HIV/AIDS. Everyone ages 13 to 64 should be screened for HIV at least once, according to CDC guidelines issued last year. Annual testing is advised for high-risk individuals, including anyone who has had more than one sex partner—or whose partner has had more than one partner—since last being tested and all men who have sex with men. In addition, pregnant women and anyone who needs to be tested for tuberculosis or for another STD should also get an HIV test.

HPV. The Pap test is the standard screening tool used to detect cancerous and precancerous changes of the cervix, often caused by the human papillomavirus, a common infection that can also lead to genital warts but usually results in no symptoms. Women younger than 30 should get Pap tests annually, starting at age 21, or earlier if they're sexually active. Those ages 30 to 65 may be eligible to get tested as little as every third year, if they've had three consecutive normal Pap smears. And a doctor may advise a woman older than 65 with a history of good results that she no longer needs the test. The HPV DNA test, recommended for women older than 30 and for those with abnormal Pap smear results, is typically done at the same time as a Pap test. There is no HPV screening test for men.

Chlamydia. The CDC recommends chlamydia screening at least annually for sexually active women age 25 and younger. Annual screening is also suggested for older women with risk factors—including a new sexual partner or multiple recent partners—as well as men who have sex with men. (Routine screening isn't recommended for other men.) Pregnant women should also get tested.

Gonorrhea. Women, including pregnant women, who are at high risk should be tested, and men who have sex with men should be screened annually, according to the CDC. Gonorrhea is the second most commonly reported infectious disease in the United States.
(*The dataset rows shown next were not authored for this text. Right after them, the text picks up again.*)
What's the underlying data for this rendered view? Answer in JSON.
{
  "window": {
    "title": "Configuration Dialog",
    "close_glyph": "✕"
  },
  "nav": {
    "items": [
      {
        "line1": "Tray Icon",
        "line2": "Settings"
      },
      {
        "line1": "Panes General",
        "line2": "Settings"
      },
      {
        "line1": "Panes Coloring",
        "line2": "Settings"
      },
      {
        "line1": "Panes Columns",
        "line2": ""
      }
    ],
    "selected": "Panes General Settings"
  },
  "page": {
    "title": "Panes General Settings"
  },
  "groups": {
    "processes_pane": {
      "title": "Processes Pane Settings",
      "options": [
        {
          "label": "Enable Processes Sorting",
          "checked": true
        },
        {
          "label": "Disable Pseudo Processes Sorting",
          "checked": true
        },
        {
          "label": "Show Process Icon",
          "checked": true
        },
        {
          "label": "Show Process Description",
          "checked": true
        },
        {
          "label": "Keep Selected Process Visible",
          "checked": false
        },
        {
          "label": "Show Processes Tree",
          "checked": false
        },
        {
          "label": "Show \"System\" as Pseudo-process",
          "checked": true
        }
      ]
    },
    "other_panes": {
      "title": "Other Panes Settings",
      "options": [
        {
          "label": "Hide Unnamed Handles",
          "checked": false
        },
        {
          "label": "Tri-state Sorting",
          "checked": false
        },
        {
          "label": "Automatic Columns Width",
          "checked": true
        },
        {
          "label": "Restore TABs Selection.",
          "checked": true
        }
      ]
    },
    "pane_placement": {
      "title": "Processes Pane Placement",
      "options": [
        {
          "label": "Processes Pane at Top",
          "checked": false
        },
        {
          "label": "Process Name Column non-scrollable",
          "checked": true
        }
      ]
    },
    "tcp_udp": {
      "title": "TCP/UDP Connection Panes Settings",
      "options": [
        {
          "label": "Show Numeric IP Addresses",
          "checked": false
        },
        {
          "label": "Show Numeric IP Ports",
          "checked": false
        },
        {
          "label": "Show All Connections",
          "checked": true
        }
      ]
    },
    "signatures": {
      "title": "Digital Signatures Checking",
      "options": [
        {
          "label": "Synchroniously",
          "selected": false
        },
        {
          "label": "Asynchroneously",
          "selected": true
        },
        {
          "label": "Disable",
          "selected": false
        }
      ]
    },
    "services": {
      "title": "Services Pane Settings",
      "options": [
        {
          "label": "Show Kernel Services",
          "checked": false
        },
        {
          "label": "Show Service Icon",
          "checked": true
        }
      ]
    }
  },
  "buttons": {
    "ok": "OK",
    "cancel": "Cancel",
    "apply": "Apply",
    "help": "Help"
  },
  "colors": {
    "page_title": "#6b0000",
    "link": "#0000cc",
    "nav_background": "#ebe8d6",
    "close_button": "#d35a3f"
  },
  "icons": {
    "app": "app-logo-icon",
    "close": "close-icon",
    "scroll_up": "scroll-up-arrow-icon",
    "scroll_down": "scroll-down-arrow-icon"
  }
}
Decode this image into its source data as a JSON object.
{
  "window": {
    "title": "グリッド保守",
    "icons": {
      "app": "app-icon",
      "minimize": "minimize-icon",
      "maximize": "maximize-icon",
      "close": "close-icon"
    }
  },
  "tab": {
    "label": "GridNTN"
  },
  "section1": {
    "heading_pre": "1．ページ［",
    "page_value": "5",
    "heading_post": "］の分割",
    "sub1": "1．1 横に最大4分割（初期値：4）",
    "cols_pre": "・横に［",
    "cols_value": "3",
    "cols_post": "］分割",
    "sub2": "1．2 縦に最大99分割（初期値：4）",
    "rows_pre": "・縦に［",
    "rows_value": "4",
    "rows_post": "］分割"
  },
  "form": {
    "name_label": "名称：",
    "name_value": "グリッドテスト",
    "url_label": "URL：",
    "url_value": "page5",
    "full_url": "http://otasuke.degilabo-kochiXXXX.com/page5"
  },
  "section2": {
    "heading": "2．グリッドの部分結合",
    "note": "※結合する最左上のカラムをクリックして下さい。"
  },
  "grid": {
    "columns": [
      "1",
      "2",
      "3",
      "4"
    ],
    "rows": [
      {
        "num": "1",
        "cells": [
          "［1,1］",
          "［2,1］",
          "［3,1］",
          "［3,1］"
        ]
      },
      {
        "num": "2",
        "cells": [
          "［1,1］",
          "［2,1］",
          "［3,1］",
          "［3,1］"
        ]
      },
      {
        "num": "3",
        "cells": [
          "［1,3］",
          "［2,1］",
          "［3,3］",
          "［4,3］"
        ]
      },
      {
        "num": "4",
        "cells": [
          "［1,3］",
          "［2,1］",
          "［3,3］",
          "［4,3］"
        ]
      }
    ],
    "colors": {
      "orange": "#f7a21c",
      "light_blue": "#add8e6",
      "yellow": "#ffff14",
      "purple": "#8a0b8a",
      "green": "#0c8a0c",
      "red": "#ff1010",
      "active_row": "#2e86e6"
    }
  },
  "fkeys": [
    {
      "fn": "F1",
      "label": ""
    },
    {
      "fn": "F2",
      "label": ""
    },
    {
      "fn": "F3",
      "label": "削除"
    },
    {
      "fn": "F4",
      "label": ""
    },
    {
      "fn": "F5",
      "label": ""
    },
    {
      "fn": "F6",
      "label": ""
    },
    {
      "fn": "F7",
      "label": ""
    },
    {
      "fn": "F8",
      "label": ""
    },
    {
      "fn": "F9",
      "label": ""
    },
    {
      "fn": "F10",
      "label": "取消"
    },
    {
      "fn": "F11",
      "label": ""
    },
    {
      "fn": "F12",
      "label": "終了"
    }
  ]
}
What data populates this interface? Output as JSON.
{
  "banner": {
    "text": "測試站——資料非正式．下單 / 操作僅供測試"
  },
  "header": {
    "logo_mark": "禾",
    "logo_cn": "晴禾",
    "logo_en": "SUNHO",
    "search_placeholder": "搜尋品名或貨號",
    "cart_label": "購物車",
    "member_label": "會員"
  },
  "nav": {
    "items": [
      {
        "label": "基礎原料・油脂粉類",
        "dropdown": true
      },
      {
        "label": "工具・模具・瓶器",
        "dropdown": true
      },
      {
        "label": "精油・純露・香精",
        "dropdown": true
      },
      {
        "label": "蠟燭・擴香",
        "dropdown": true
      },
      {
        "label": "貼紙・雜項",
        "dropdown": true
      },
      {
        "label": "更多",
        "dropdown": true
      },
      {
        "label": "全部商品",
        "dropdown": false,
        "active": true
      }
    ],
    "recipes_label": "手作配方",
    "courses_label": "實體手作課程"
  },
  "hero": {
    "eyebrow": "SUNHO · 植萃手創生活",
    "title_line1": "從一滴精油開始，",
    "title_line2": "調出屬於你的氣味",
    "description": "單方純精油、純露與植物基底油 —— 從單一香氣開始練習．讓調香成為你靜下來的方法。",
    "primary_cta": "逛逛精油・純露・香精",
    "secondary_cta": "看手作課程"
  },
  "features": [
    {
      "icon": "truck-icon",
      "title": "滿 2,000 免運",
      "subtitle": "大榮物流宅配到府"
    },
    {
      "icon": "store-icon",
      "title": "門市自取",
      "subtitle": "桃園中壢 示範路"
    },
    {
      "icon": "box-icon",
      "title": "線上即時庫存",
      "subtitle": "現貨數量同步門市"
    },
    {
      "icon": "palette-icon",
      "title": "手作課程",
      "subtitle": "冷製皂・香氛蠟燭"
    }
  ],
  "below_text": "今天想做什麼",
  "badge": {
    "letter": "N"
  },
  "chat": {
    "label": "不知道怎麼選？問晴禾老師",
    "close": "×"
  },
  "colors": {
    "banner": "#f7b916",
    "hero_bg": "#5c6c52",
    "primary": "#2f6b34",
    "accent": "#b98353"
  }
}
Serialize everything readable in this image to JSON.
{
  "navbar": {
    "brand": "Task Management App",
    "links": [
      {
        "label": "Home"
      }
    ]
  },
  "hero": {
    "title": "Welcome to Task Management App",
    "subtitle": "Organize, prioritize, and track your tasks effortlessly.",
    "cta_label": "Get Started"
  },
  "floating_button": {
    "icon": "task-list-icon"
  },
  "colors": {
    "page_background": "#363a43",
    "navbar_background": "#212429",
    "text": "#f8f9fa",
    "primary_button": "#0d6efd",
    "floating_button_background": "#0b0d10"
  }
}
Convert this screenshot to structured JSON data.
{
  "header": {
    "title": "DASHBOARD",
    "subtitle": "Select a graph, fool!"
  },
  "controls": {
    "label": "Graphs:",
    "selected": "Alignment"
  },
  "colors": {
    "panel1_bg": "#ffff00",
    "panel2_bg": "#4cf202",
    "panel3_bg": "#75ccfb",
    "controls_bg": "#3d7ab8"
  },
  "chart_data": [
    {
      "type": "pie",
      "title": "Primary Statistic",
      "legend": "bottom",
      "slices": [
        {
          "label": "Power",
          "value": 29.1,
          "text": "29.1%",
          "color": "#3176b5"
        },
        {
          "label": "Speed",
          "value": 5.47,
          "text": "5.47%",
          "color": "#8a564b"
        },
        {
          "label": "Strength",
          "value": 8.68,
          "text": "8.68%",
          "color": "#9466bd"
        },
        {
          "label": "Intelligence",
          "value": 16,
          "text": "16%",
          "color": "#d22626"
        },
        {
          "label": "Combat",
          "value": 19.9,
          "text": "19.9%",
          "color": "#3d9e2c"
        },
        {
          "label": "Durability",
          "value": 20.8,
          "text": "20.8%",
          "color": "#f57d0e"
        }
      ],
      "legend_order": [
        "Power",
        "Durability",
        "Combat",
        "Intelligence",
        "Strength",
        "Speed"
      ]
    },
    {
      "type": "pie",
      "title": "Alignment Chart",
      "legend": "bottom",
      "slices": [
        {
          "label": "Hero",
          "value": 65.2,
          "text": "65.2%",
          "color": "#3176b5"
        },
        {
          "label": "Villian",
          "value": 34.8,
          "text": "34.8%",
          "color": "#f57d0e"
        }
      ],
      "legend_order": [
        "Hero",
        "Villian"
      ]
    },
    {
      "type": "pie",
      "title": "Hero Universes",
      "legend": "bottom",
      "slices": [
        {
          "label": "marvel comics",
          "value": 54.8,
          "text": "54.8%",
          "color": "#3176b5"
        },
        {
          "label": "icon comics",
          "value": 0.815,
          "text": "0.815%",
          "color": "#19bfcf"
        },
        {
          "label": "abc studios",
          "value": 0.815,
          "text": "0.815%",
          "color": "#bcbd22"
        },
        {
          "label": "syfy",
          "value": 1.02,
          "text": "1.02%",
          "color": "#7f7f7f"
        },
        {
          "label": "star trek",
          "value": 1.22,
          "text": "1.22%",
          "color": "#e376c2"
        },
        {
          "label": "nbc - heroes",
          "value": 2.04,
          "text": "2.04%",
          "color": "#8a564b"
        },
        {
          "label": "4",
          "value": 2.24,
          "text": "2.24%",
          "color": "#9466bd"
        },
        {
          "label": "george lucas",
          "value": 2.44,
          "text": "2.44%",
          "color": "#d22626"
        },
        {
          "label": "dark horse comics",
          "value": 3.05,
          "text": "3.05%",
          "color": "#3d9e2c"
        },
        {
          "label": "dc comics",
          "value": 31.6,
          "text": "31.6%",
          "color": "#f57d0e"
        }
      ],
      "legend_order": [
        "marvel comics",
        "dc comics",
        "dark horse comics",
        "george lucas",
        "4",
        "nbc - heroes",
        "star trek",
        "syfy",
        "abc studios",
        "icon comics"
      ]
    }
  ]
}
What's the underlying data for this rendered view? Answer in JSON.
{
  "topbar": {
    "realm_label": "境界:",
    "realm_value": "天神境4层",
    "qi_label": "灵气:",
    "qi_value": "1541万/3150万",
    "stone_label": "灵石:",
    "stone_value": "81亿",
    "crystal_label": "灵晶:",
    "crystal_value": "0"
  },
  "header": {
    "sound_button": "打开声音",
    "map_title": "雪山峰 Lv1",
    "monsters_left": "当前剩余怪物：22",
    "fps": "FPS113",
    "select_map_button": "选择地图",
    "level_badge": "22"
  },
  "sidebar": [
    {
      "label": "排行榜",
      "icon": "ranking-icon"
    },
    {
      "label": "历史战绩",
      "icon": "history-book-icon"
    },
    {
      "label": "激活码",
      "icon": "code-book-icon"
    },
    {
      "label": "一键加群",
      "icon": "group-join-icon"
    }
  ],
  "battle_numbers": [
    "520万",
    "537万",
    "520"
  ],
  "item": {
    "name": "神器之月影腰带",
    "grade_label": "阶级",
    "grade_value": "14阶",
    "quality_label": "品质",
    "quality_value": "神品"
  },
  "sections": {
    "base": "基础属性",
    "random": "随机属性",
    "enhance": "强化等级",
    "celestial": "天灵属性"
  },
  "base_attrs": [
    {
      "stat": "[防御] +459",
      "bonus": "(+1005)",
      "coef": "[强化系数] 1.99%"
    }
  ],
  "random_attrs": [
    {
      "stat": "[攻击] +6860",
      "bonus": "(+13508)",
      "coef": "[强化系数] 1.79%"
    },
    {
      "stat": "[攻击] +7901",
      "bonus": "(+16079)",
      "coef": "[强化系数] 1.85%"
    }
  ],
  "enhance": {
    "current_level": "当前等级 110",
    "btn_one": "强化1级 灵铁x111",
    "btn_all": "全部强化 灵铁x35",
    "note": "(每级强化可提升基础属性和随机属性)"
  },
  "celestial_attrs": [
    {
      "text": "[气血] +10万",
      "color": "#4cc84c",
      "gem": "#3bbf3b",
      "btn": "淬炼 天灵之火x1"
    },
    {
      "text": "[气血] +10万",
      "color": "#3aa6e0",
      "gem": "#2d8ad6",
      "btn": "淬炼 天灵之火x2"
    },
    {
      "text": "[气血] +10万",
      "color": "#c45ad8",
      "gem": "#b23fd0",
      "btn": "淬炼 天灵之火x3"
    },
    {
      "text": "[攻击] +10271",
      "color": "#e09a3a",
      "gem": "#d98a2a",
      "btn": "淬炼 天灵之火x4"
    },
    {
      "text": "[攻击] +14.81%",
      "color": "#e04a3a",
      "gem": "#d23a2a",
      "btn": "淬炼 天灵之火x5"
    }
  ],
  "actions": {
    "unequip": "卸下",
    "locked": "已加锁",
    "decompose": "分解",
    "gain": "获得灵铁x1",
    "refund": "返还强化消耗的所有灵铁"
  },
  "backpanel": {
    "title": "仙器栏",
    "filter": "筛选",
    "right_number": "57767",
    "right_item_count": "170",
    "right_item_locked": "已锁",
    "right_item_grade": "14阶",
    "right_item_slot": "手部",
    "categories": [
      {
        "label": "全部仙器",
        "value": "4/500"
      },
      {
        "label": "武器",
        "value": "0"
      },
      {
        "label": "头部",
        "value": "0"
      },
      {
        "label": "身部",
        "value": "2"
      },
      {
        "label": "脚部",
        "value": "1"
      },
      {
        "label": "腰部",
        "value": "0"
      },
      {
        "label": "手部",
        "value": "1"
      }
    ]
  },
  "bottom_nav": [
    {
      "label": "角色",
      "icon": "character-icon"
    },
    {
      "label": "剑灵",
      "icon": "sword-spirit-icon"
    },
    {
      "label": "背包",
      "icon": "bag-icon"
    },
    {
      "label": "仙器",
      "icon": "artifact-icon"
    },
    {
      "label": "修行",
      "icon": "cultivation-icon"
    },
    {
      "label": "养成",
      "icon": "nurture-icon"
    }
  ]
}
Syphilis. The CDC suggests screening for all pregnant women, and men who have sex with men should be tested at least annually. The syphilis rate reached an all-time low in 2000, but it has been increasing since then.